Yucatan Foods Sued Over its Alleged ‘Un’ Holy Guacamole

Contributed by Elizabeth Boggia

With the start of 2017 upon us, many people are setting New Year’s resolutions and aspirations to eat healthier. For companies seeking to sell their products to these newly health-conscious consumers, however, exactly how companies can advertise and label their products remains unclear. Under the Food, Drug, & Cosmetic Act (“FDCA”), the Food and Drug Administration (“FDA”) considers food to be “misbranded” if its labeling is false or misleading in any particular, or if it does not contain certain information on its label. 21 U.S.C. § 343 (a). Under California law, a food that is “misbranded” cannot legally be manufactured, advertised, distributed, sold or possessed. Cal. Health & Safety § 110760.

Importantly though, the FDA has yet to define the term “natural,” which many companies like to label their products with to attract the health-conscious customer. The FDA has generally not objected to the use of the term “natural” if the food does not contain added color, artificial flavors, or synthetic substances. The FDA requested comments from the public on the use of the term “natural” on food labeling, with a comment period that closed in May of 2016, but has yet to issue any definitive guidance. Not surprisingly, this confusion over the term “all natural” has led to litigation. Furthermore, when combined with the use of other terms, such as “spices” (defined by the FDA as any aromatic vegetable substance in the whole, broken or ground form, except for those substances which have been traditionally regarded as foods, such as onions, garlic, and celery, and whose significant function in food is seasoning rather than nutritional value, 21 C.F.R. § 101.22)  this creates a perfect storm.

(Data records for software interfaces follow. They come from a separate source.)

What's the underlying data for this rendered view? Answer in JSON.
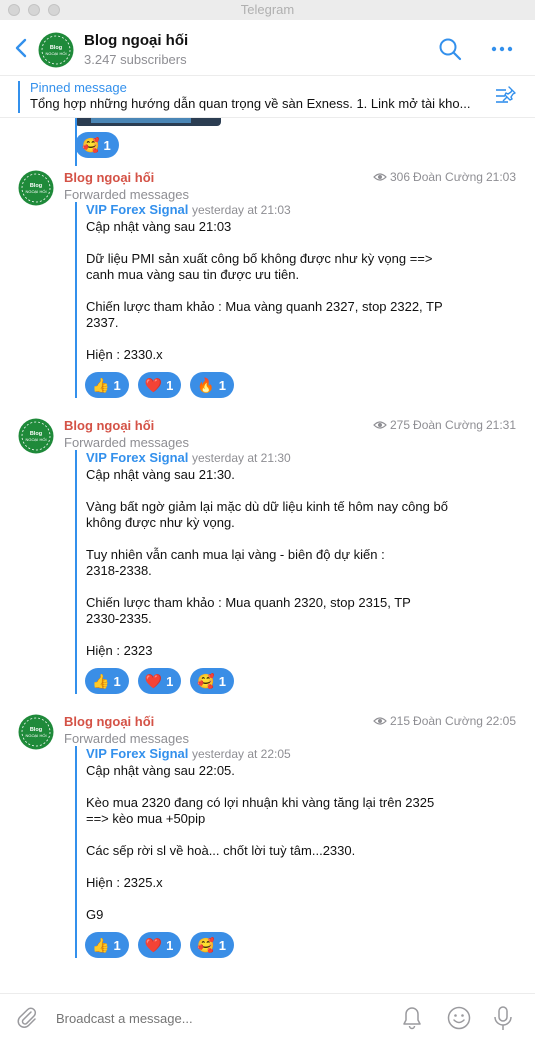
{
  "app": {
    "window_title": "Telegram"
  },
  "channel": {
    "name": "Blog ngoại hối",
    "subscribers": "3.247 subscribers",
    "avatar_text": "Blog ngoại hối"
  },
  "pinned": {
    "label": "Pinned message",
    "text": "Tổng hợp những hướng dẫn quan trọng về sàn Exness.  1. Link mở tài kho..."
  },
  "prev_reaction": {
    "emoji": "🥰",
    "count": "1"
  },
  "messages": [
    {
      "sender": "Blog ngoại hối",
      "views": "306",
      "author": "Đoàn Cường",
      "time": "21:03",
      "forward_label": "Forwarded messages",
      "fwd_from": "VIP Forex Signal",
      "fwd_time": "yesterday at 21:03",
      "text": "Cập nhật vàng sau 21:03\n\nDữ liệu PMI sản xuất công bố không được như kỳ vọng ==>\ncanh mua vàng sau tin được ưu tiên.\n\nChiến lược tham khảo : Mua vàng quanh 2327, stop 2322, TP\n2337.\n\nHiện : 2330.x",
      "reactions": [
        {
          "emoji": "👍",
          "count": "1"
        },
        {
          "emoji": "❤️",
          "count": "1"
        },
        {
          "emoji": "🔥",
          "count": "1"
        }
      ]
    },
    {
      "sender": "Blog ngoại hối",
      "views": "275",
      "author": "Đoàn Cường",
      "time": "21:31",
      "forward_label": "Forwarded messages",
      "fwd_from": "VIP Forex Signal",
      "fwd_time": "yesterday at 21:30",
      "text": "Cập nhật vàng sau 21:30.\n\nVàng bất ngờ giảm lại mặc dù dữ liệu kinh tế hôm nay công bố\nkhông được như kỳ vọng.\n\nTuy nhiên vẫn canh mua lại vàng - biên độ dự kiến :\n2318-2338.\n\nChiến lược tham khảo : Mua quanh 2320, stop 2315, TP\n2330-2335.\n\nHiện : 2323",
      "reactions": [
        {
          "emoji": "👍",
          "count": "1"
        },
        {
          "emoji": "❤️",
          "count": "1"
        },
        {
          "emoji": "🥰",
          "count": "1"
        }
      ]
    },
    {
      "sender": "Blog ngoại hối",
      "views": "215",
      "author": "Đoàn Cường",
      "time": "22:05",
      "forward_label": "Forwarded messages",
      "fwd_from": "VIP Forex Signal",
      "fwd_time": "yesterday at 22:05",
      "text": "Cập nhật vàng sau 22:05.\n\nKèo mua 2320 đang có lợi nhuận khi vàng tăng lại trên 2325\n==> kèo mua +50pip\n\nCác sếp rời sl về hoà... chốt lời tuỳ tâm...2330.\n\nHiện : 2325.x\n\nG9",
      "reactions": [
        {
          "emoji": "👍",
          "count": "1"
        },
        {
          "emoji": "❤️",
          "count": "1"
        },
        {
          "emoji": "🥰",
          "count": "1"
        }
      ]
    }
  ],
  "composer": {
    "placeholder": "Broadcast a message..."
  },
  "colors": {
    "accent": "#3390ec",
    "sender": "#d45246",
    "reaction_bg": "#3a8ee6",
    "avatar_green": "#1f8a3a"
  },
  "icons": [
    "back-arrow-icon",
    "search-icon",
    "more-icon",
    "pin-icon",
    "eye-icon",
    "attach-icon",
    "bell-icon",
    "emoji-icon",
    "mic-icon"
  ]
}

For example, just this month a Florida consumer filed a proposed class action in a California State Court against guacamole producer Yucatan Foods LP (“Yucatan”), for allegedly deceiving customers by representing on its packaging that the guacamole was “all natural” and in some varieties, contained “95% avocado; 5% spices.” Instead, claims the consumer, the guacamole allegedly did not contain all natural ingredients, and contained ingredients that were neither avocadoes nor spices.

In his Complaint, plaintiff alleges that in 2014, he purchased one package of Yucatan Authentic Guacamole and one package of Yucatan Mild Guacamole, for what usually retails for $5.49 per package in Florida.  Three varieties of Yucatan’s guacamole, including the two purchased by plaintiff, assert they contain 95 percent avocado and 5 percent spices. Yucatan also sells nine varieties labeled as “all natural.”  Plaintiff claims, though, that the 95 percent avocado and 5 percent spices varieties contain synthetic ingredients and evaporated cane juice, and the “all natural” products contain ingredients including Ascorbic Acid, Citric Acid, and Xanathan Gum.

Plaintiff further alleges that evaporated cane juice is a sugar and thus not properly characterized as “spices”, and Ascorbic Acid, Citric Acid, and Xanathan Gum should not be considered “all natural” ingredients. Specifically, plaintiff points out that other FDA regulations, including 21 C.F.R. § 1101.22(a)(2), refer to “spice” and “sugar” separately,  and thus, argued that sugar is not a spice and cannot be characterized as such. Plaintiff further argues that Ascorbic Acid, Citric Acid, and Xanathan Gum are highly processed and thus cannot be described as “all natural” ingredients.

Plaintiff asserts that by using the branding “all natural” and “95% avocado; 5% spices” on both its product labeling and the company website, defendant knew and intended that consumers would pay a premium over comparable guacamoles that do not contain those representations. Plaintiff contends that Yucatan essentially stated that their guacamole products were superior to and more nutritious than competing guacamoles that do not assert to be “all natural” and have “95% avocado; 5% spices.” Plaintiff alleges that he paid more money for the guacamole than he would have paid for other similar guacamoles that were not labeled as containing only avocados and spices and were all natural.

To prevail, Yucatan will have to demonstrate that its other listed ingredients qualify as “all natural” and “spices.” Hopefully, after the FDA issues its final guidance regarding the use of the term “natural,” companies will be able to better navigate the permitted use of the terms “all natural” on its packaging. Perhaps later down the line, the FDA will define the compound term “all natural” as well.  We will continue to monitor updates to this case as well as the FDA’s approach toward defining the term “natural.”

Miller v. Yucatan Foods LP et al., case number BC645421, in the Superior Court of the state of California, County of Los Angeles